Niarchos shipping saga draws to an end, but with little effect on the Greek fleet
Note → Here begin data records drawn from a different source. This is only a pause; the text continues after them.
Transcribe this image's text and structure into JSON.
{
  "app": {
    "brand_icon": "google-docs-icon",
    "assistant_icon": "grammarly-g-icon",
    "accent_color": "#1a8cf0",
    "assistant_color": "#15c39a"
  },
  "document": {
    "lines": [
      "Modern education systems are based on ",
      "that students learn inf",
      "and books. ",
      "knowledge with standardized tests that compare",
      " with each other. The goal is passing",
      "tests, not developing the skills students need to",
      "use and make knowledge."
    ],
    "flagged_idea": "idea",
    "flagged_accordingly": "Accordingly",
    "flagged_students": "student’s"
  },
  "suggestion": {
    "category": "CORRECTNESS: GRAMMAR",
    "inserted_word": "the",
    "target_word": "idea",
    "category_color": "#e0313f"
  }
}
The international shipping scene is losing one of its legendary names: the heirs to Greek tycoon Stavros S. Niarchos said yesterday they are pulling out of shipping because it is too risky following the Prestige tanker sinking. «The complex geopolitical environment in the 21st century led us to the judgment that it is not appropriate for the estate’s heirs… to assume the risk of active involvement in a shipping enterprise,» the heirs said in a statement read to AFP by the foundation’s legal adviser. «The ships are certainly going to be sold now,» the president of Niarchos foundation, Costas Drakopoulos, told AFP. The Prestige, which was run by Greek interests, sank off the northwest coast of Spain on November 19 last year spreading oil pollution along the Atlantic coast and increasing pressures on European authorities to tighten up shipping legislation. Niarchos, alongside his archrival Aristotle Onassis, built up the reputation of the Greeks as the biggest players in international shipping after World War II. Born into a merchant family in 1909, Niarchos entered shipping in the 1920s. By his death in 1996 he had amassed a fortune estimated at more than than $5 billion (4.37 billion euros). He was briefly married to Charlotte Ford of the Ford US auto dynasty. Niarchos himself had begun to limit his shipping interests, investing in property, refining, banking and finance instead. The Niarchos group currently runs five tankers under the Greek flag, the oldest built in 1993, and has another two bulk carriers on order. The decision to pull out of shipping had to be taken even despite the fact that «efforts were made in the last 10 years to assemble a small, efficient and safe fleet,» the Niarchos adviser said. Senior Greek shipping officials regretted the heirs’ decision. They said it reflected the high risks associated with oil transport after «uncontrolled» compensation claims. Another factor was a legislative onslaught at European Union level in the aftermath of tanker disasters and oil spillages involving the ships Erika, Prestige and Tasman Spirit. The president of the Greek Shipowners Union, Nikos Efthymiou, told AFP: «It’s a regrettable fact which unfortunately confirms what we have repeatedly said… the threatened criminalization of shipowners and managers for actions or omissions, as well as many other things, have led to the withdrawal of the most historic name in Greek shipping.» «It’s not a surprise that after what is happening the family decided against risking 95 percent of their assets, should an element just representing 5.0 percent be involved in a pollution,» said shipping analyst David Glass. Greek Merchant Marine Minister George Paschalidis said he hoped that the ships would remain in Greek hands. Despite the personal wealth accumulated by its most prominent members, Greek shipping views itself as a midsized industry, by international corporate standards, which is beleaguered by a range of recent measures against tanker accidents causing heavy pollution in Europe and Asia. «Are we heading toward the creation of conglomerates? The shipping business is not suited for them,» Efthymiou said. «It is equal to an appropriation of assets,» he said commenting on recent European Union legislation, enacted after the sinking of Greek-run tanker Prestige to speed up the phase-out of single-hull tankers. «We had barely agreed on a timetable after the Erika accident and the European Union overturned its own legislation within two years. Many people had made investment decisions in the meantime,» he said. Efthymiou also dispelled notions that the second generation of Greek shipowners was losing the taste for risk that made their fathers big. «The appetite to do business is there,» he said, pointing to the rejuvenation of the Greek-run fleet in recent years. «They deal more with their bankers than with their engineers now,» a Piraeus source said. According to figures from the London-based Greek Shipping Cooperation Committee (GSCC), Greek companies control 9.3 percent of the world’s ships in service and on order, 18.3 percent of deadweight tonnage and 15.9 percent of gross tonnage against 9.2, 17.8 and 15.5 respectively in 2002.